• **EXERCISE DIRECTIONS**
The records below are to be set down word for word, with every picture left out.

• **EXCERPTED RECORDS**
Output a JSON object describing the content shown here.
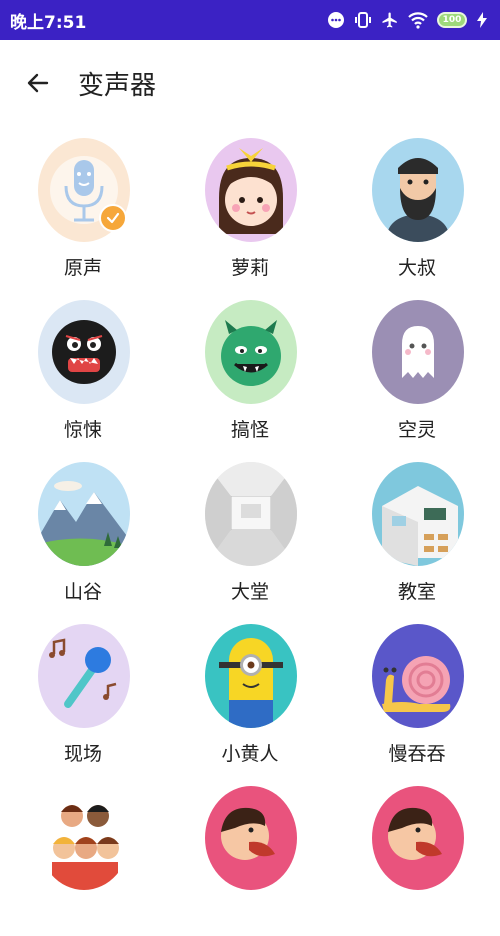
{
  "status_bar": {
    "time": "晚上7:51",
    "battery": "100"
  },
  "app_bar": {
    "title": "变声器"
  },
  "voice_effects": [
    {
      "label": "原声",
      "icon": "microphone-icon",
      "selected": true
    },
    {
      "label": "萝莉",
      "icon": "loli-girl-icon"
    },
    {
      "label": "大叔",
      "icon": "uncle-icon"
    },
    {
      "label": "惊悚",
      "icon": "monster-icon"
    },
    {
      "label": "搞怪",
      "icon": "green-devil-icon"
    },
    {
      "label": "空灵",
      "icon": "ghost-icon"
    },
    {
      "label": "山谷",
      "icon": "mountain-valley-icon"
    },
    {
      "label": "大堂",
      "icon": "hall-icon"
    },
    {
      "label": "教室",
      "icon": "classroom-icon"
    },
    {
      "label": "现场",
      "icon": "live-mic-icon"
    },
    {
      "label": "小黄人",
      "icon": "minion-icon"
    },
    {
      "label": "慢吞吞",
      "icon": "snail-icon"
    },
    {
      "label": "",
      "icon": "chorus-icon"
    },
    {
      "label": "",
      "icon": "singer-icon"
    },
    {
      "label": "",
      "icon": "singer-icon"
    }
  ],
  "colors": {
    "status_bar": "#3b22c4",
    "check_badge": "#f6a73a"
  }
}
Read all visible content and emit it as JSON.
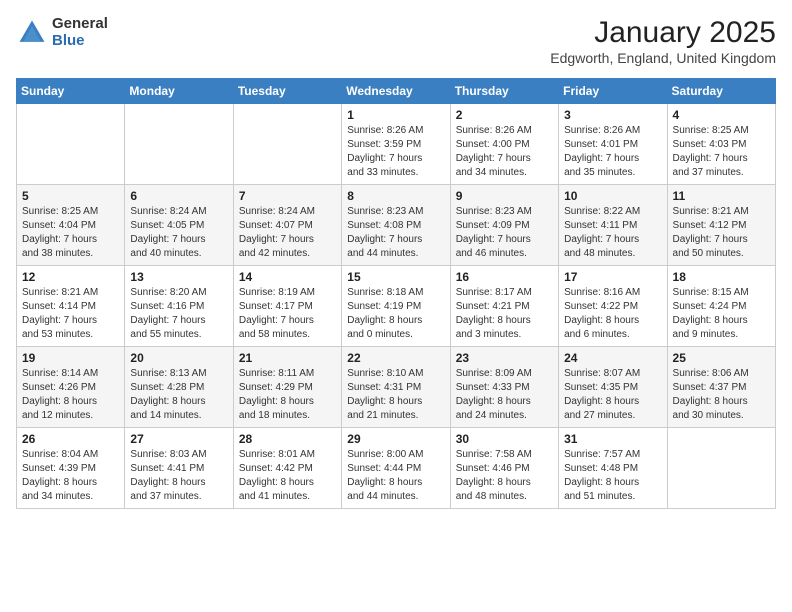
{
  "logo": {
    "general": "General",
    "blue": "Blue"
  },
  "header": {
    "title": "January 2025",
    "location": "Edgworth, England, United Kingdom"
  },
  "weekdays": [
    "Sunday",
    "Monday",
    "Tuesday",
    "Wednesday",
    "Thursday",
    "Friday",
    "Saturday"
  ],
  "weeks": [
    [
      {
        "day": "",
        "info": ""
      },
      {
        "day": "",
        "info": ""
      },
      {
        "day": "",
        "info": ""
      },
      {
        "day": "1",
        "info": "Sunrise: 8:26 AM\nSunset: 3:59 PM\nDaylight: 7 hours\nand 33 minutes."
      },
      {
        "day": "2",
        "info": "Sunrise: 8:26 AM\nSunset: 4:00 PM\nDaylight: 7 hours\nand 34 minutes."
      },
      {
        "day": "3",
        "info": "Sunrise: 8:26 AM\nSunset: 4:01 PM\nDaylight: 7 hours\nand 35 minutes."
      },
      {
        "day": "4",
        "info": "Sunrise: 8:25 AM\nSunset: 4:03 PM\nDaylight: 7 hours\nand 37 minutes."
      }
    ],
    [
      {
        "day": "5",
        "info": "Sunrise: 8:25 AM\nSunset: 4:04 PM\nDaylight: 7 hours\nand 38 minutes."
      },
      {
        "day": "6",
        "info": "Sunrise: 8:24 AM\nSunset: 4:05 PM\nDaylight: 7 hours\nand 40 minutes."
      },
      {
        "day": "7",
        "info": "Sunrise: 8:24 AM\nSunset: 4:07 PM\nDaylight: 7 hours\nand 42 minutes."
      },
      {
        "day": "8",
        "info": "Sunrise: 8:23 AM\nSunset: 4:08 PM\nDaylight: 7 hours\nand 44 minutes."
      },
      {
        "day": "9",
        "info": "Sunrise: 8:23 AM\nSunset: 4:09 PM\nDaylight: 7 hours\nand 46 minutes."
      },
      {
        "day": "10",
        "info": "Sunrise: 8:22 AM\nSunset: 4:11 PM\nDaylight: 7 hours\nand 48 minutes."
      },
      {
        "day": "11",
        "info": "Sunrise: 8:21 AM\nSunset: 4:12 PM\nDaylight: 7 hours\nand 50 minutes."
      }
    ],
    [
      {
        "day": "12",
        "info": "Sunrise: 8:21 AM\nSunset: 4:14 PM\nDaylight: 7 hours\nand 53 minutes."
      },
      {
        "day": "13",
        "info": "Sunrise: 8:20 AM\nSunset: 4:16 PM\nDaylight: 7 hours\nand 55 minutes."
      },
      {
        "day": "14",
        "info": "Sunrise: 8:19 AM\nSunset: 4:17 PM\nDaylight: 7 hours\nand 58 minutes."
      },
      {
        "day": "15",
        "info": "Sunrise: 8:18 AM\nSunset: 4:19 PM\nDaylight: 8 hours\nand 0 minutes."
      },
      {
        "day": "16",
        "info": "Sunrise: 8:17 AM\nSunset: 4:21 PM\nDaylight: 8 hours\nand 3 minutes."
      },
      {
        "day": "17",
        "info": "Sunrise: 8:16 AM\nSunset: 4:22 PM\nDaylight: 8 hours\nand 6 minutes."
      },
      {
        "day": "18",
        "info": "Sunrise: 8:15 AM\nSunset: 4:24 PM\nDaylight: 8 hours\nand 9 minutes."
      }
    ],
    [
      {
        "day": "19",
        "info": "Sunrise: 8:14 AM\nSunset: 4:26 PM\nDaylight: 8 hours\nand 12 minutes."
      },
      {
        "day": "20",
        "info": "Sunrise: 8:13 AM\nSunset: 4:28 PM\nDaylight: 8 hours\nand 14 minutes."
      },
      {
        "day": "21",
        "info": "Sunrise: 8:11 AM\nSunset: 4:29 PM\nDaylight: 8 hours\nand 18 minutes."
      },
      {
        "day": "22",
        "info": "Sunrise: 8:10 AM\nSunset: 4:31 PM\nDaylight: 8 hours\nand 21 minutes."
      },
      {
        "day": "23",
        "info": "Sunrise: 8:09 AM\nSunset: 4:33 PM\nDaylight: 8 hours\nand 24 minutes."
      },
      {
        "day": "24",
        "info": "Sunrise: 8:07 AM\nSunset: 4:35 PM\nDaylight: 8 hours\nand 27 minutes."
      },
      {
        "day": "25",
        "info": "Sunrise: 8:06 AM\nSunset: 4:37 PM\nDaylight: 8 hours\nand 30 minutes."
      }
    ],
    [
      {
        "day": "26",
        "info": "Sunrise: 8:04 AM\nSunset: 4:39 PM\nDaylight: 8 hours\nand 34 minutes."
      },
      {
        "day": "27",
        "info": "Sunrise: 8:03 AM\nSunset: 4:41 PM\nDaylight: 8 hours\nand 37 minutes."
      },
      {
        "day": "28",
        "info": "Sunrise: 8:01 AM\nSunset: 4:42 PM\nDaylight: 8 hours\nand 41 minutes."
      },
      {
        "day": "29",
        "info": "Sunrise: 8:00 AM\nSunset: 4:44 PM\nDaylight: 8 hours\nand 44 minutes."
      },
      {
        "day": "30",
        "info": "Sunrise: 7:58 AM\nSunset: 4:46 PM\nDaylight: 8 hours\nand 48 minutes."
      },
      {
        "day": "31",
        "info": "Sunrise: 7:57 AM\nSunset: 4:48 PM\nDaylight: 8 hours\nand 51 minutes."
      },
      {
        "day": "",
        "info": ""
      }
    ]
  ]
}
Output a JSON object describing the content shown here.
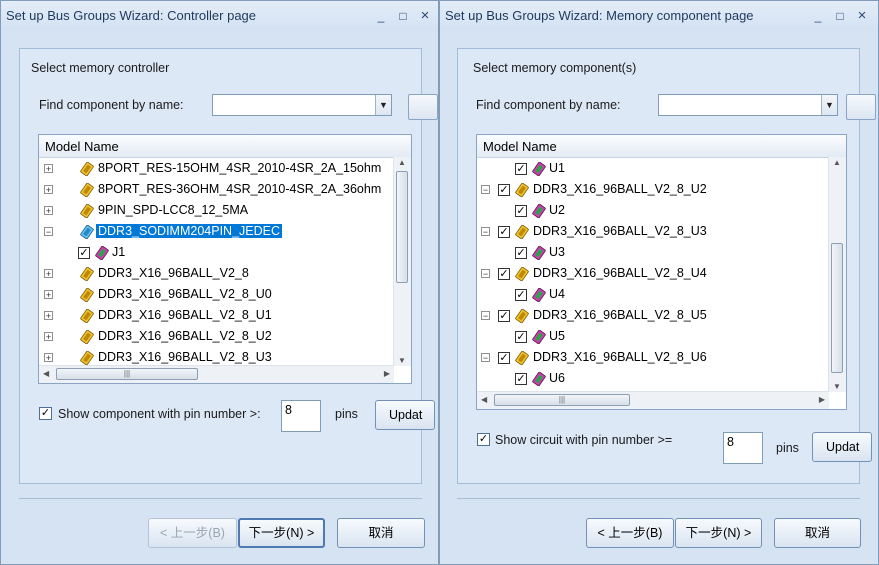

• **SOLUTION BELOW**
Output a JSON object describing the content shown here.
{
  "status_bar": {
    "time": "晚上7:51",
    "battery": "100"
  },
  "app_bar": {
    "title": "变声器"
  },
  "voice_effects": [
    {
      "label": "原声",
      "icon": "microphone-icon",
      "selected": true
    },
    {
      "label": "萝莉",
      "icon": "loli-girl-icon"
    },
    {
      "label": "大叔",
      "icon": "uncle-icon"
    },
    {
      "label": "惊悚",
      "icon": "monster-icon"
    },
    {
      "label": "搞怪",
      "icon": "green-devil-icon"
    },
    {
      "label": "空灵",
      "icon": "ghost-icon"
    },
    {
      "label": "山谷",
      "icon": "mountain-valley-icon"
    },
    {
      "label": "大堂",
      "icon": "hall-icon"
    },
    {
      "label": "教室",
      "icon": "classroom-icon"
    },
    {
      "label": "现场",
      "icon": "live-mic-icon"
    },
    {
      "label": "小黄人",
      "icon": "minion-icon"
    },
    {
      "label": "慢吞吞",
      "icon": "snail-icon"
    },
    {
      "label": "",
      "icon": "chorus-icon"
    },
    {
      "label": "",
      "icon": "singer-icon"
    },
    {
      "label": "",
      "icon": "singer-icon"
    }
  ],
  "colors": {
    "status_bar": "#3b22c4",
    "check_badge": "#f6a73a"
  }
}
Read all visible content and emit it as JSON.
{
  "logo": {
    "general": "General",
    "blue": "Blue"
  },
  "header": {
    "title": "January 2025",
    "location": "Edgworth, England, United Kingdom"
  },
  "weekdays": [
    "Sunday",
    "Monday",
    "Tuesday",
    "Wednesday",
    "Thursday",
    "Friday",
    "Saturday"
  ],
  "weeks": [
    [
      {
        "day": "",
        "info": ""
      },
      {
        "day": "",
        "info": ""
      },
      {
        "day": "",
        "info": ""
      },
      {
        "day": "1",
        "info": "Sunrise: 8:26 AM\nSunset: 3:59 PM\nDaylight: 7 hours\nand 33 minutes."
      },
      {
        "day": "2",
        "info": "Sunrise: 8:26 AM\nSunset: 4:00 PM\nDaylight: 7 hours\nand 34 minutes."
      },
      {
        "day": "3",
        "info": "Sunrise: 8:26 AM\nSunset: 4:01 PM\nDaylight: 7 hours\nand 35 minutes."
      },
      {
        "day": "4",
        "info": "Sunrise: 8:25 AM\nSunset: 4:03 PM\nDaylight: 7 hours\nand 37 minutes."
      }
    ],
    [
      {
        "day": "5",
        "info": "Sunrise: 8:25 AM\nSunset: 4:04 PM\nDaylight: 7 hours\nand 38 minutes."
      },
      {
        "day": "6",
        "info": "Sunrise: 8:24 AM\nSunset: 4:05 PM\nDaylight: 7 hours\nand 40 minutes."
      },
      {
        "day": "7",
        "info": "Sunrise: 8:24 AM\nSunset: 4:07 PM\nDaylight: 7 hours\nand 42 minutes."
      },
      {
        "day": "8",
        "info": "Sunrise: 8:23 AM\nSunset: 4:08 PM\nDaylight: 7 hours\nand 44 minutes."
      },
      {
        "day": "9",
        "info": "Sunrise: 8:23 AM\nSunset: 4:09 PM\nDaylight: 7 hours\nand 46 minutes."
      },
      {
        "day": "10",
        "info": "Sunrise: 8:22 AM\nSunset: 4:11 PM\nDaylight: 7 hours\nand 48 minutes."
      },
      {
        "day": "11",
        "info": "Sunrise: 8:21 AM\nSunset: 4:12 PM\nDaylight: 7 hours\nand 50 minutes."
      }
    ],
    [
      {
        "day": "12",
        "info": "Sunrise: 8:21 AM\nSunset: 4:14 PM\nDaylight: 7 hours\nand 53 minutes."
      },
      {
        "day": "13",
        "info": "Sunrise: 8:20 AM\nSunset: 4:16 PM\nDaylight: 7 hours\nand 55 minutes."
      },
      {
        "day": "14",
        "info": "Sunrise: 8:19 AM\nSunset: 4:17 PM\nDaylight: 7 hours\nand 58 minutes."
      },
      {
        "day": "15",
        "info": "Sunrise: 8:18 AM\nSunset: 4:19 PM\nDaylight: 8 hours\nand 0 minutes."
      },
      {
        "day": "16",
        "info": "Sunrise: 8:17 AM\nSunset: 4:21 PM\nDaylight: 8 hours\nand 3 minutes."
      },
      {
        "day": "17",
        "info": "Sunrise: 8:16 AM\nSunset: 4:22 PM\nDaylight: 8 hours\nand 6 minutes."
      },
      {
        "day": "18",
        "info": "Sunrise: 8:15 AM\nSunset: 4:24 PM\nDaylight: 8 hours\nand 9 minutes."
      }
    ],
    [
      {
        "day": "19",
        "info": "Sunrise: 8:14 AM\nSunset: 4:26 PM\nDaylight: 8 hours\nand 12 minutes."
      },
      {
        "day": "20",
        "info": "Sunrise: 8:13 AM\nSunset: 4:28 PM\nDaylight: 8 hours\nand 14 minutes."
      },
      {
        "day": "21",
        "info": "Sunrise: 8:11 AM\nSunset: 4:29 PM\nDaylight: 8 hours\nand 18 minutes."
      },
      {
        "day": "22",
        "info": "Sunrise: 8:10 AM\nSunset: 4:31 PM\nDaylight: 8 hours\nand 21 minutes."
      },
      {
        "day": "23",
        "info": "Sunrise: 8:09 AM\nSunset: 4:33 PM\nDaylight: 8 hours\nand 24 minutes."
      },
      {
        "day": "24",
        "info": "Sunrise: 8:07 AM\nSunset: 4:35 PM\nDaylight: 8 hours\nand 27 minutes."
      },
      {
        "day": "25",
        "info": "Sunrise: 8:06 AM\nSunset: 4:37 PM\nDaylight: 8 hours\nand 30 minutes."
      }
    ],
    [
      {
        "day": "26",
        "info": "Sunrise: 8:04 AM\nSunset: 4:39 PM\nDaylight: 8 hours\nand 34 minutes."
      },
      {
        "day": "27",
        "info": "Sunrise: 8:03 AM\nSunset: 4:41 PM\nDaylight: 8 hours\nand 37 minutes."
      },
      {
        "day": "28",
        "info": "Sunrise: 8:01 AM\nSunset: 4:42 PM\nDaylight: 8 hours\nand 41 minutes."
      },
      {
        "day": "29",
        "info": "Sunrise: 8:00 AM\nSunset: 4:44 PM\nDaylight: 8 hours\nand 44 minutes."
      },
      {
        "day": "30",
        "info": "Sunrise: 7:58 AM\nSunset: 4:46 PM\nDaylight: 8 hours\nand 48 minutes."
      },
      {
        "day": "31",
        "info": "Sunrise: 7:57 AM\nSunset: 4:48 PM\nDaylight: 8 hours\nand 51 minutes."
      },
      {
        "day": "",
        "info": ""
      }
    ]
  ]
}
Output a JSON object describing the content shown here.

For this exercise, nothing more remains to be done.